What you have to do
Give the number of lines in the listing that contain "JSON", with no other words.

━━━━━ Entries provided

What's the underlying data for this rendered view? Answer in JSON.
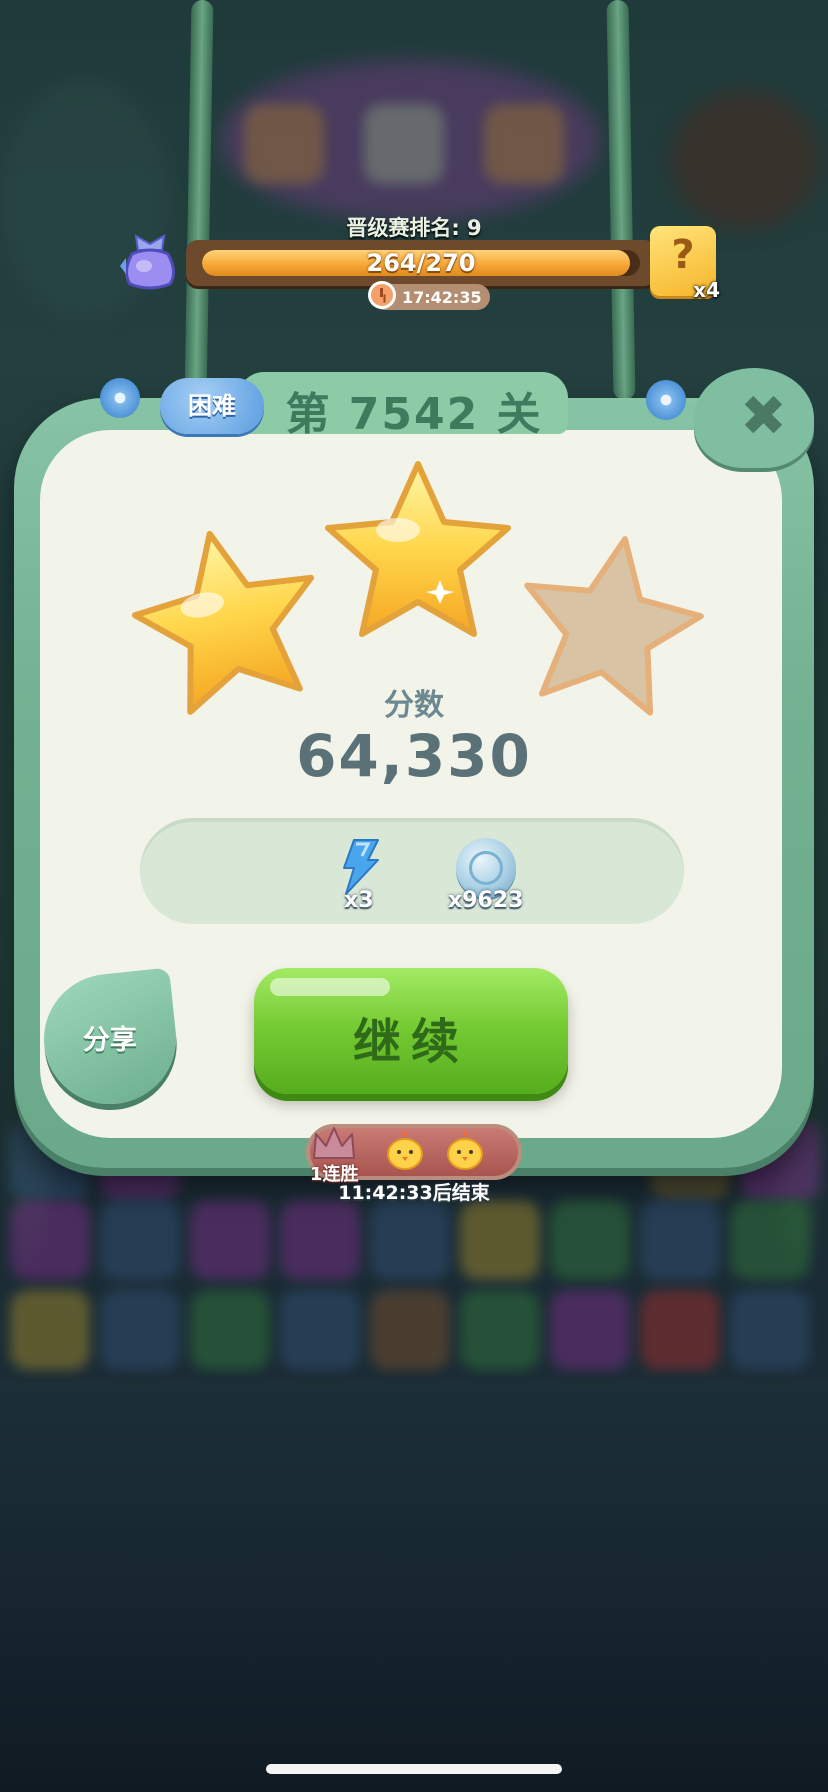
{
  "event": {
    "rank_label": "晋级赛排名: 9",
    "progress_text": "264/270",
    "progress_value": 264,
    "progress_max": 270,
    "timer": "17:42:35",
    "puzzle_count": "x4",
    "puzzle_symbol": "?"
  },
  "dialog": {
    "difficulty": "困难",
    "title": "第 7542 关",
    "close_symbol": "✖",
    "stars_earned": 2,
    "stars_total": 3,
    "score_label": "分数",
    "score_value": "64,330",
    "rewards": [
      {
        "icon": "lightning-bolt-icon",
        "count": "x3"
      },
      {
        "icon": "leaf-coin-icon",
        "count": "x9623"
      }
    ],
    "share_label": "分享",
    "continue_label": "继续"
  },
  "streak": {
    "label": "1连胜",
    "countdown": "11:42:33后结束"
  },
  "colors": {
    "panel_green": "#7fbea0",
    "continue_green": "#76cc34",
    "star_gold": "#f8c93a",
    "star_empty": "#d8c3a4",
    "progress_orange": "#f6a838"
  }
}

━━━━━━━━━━
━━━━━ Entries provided

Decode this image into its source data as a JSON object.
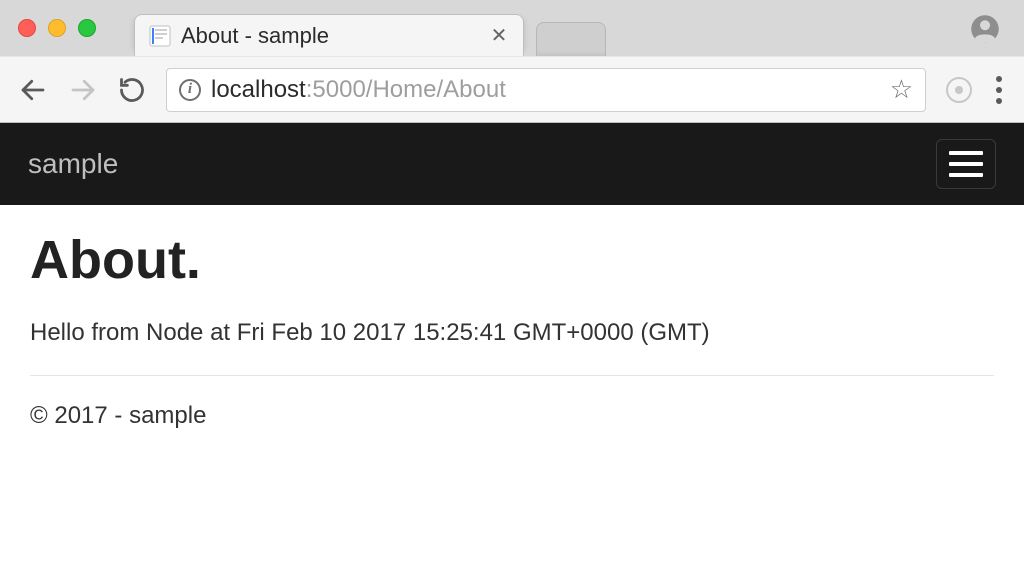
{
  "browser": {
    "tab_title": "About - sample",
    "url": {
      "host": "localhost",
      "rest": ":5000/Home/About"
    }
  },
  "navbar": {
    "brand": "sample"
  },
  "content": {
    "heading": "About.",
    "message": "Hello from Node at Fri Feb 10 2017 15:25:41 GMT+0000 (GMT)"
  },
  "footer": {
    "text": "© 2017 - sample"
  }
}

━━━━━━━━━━

Completed exercise
2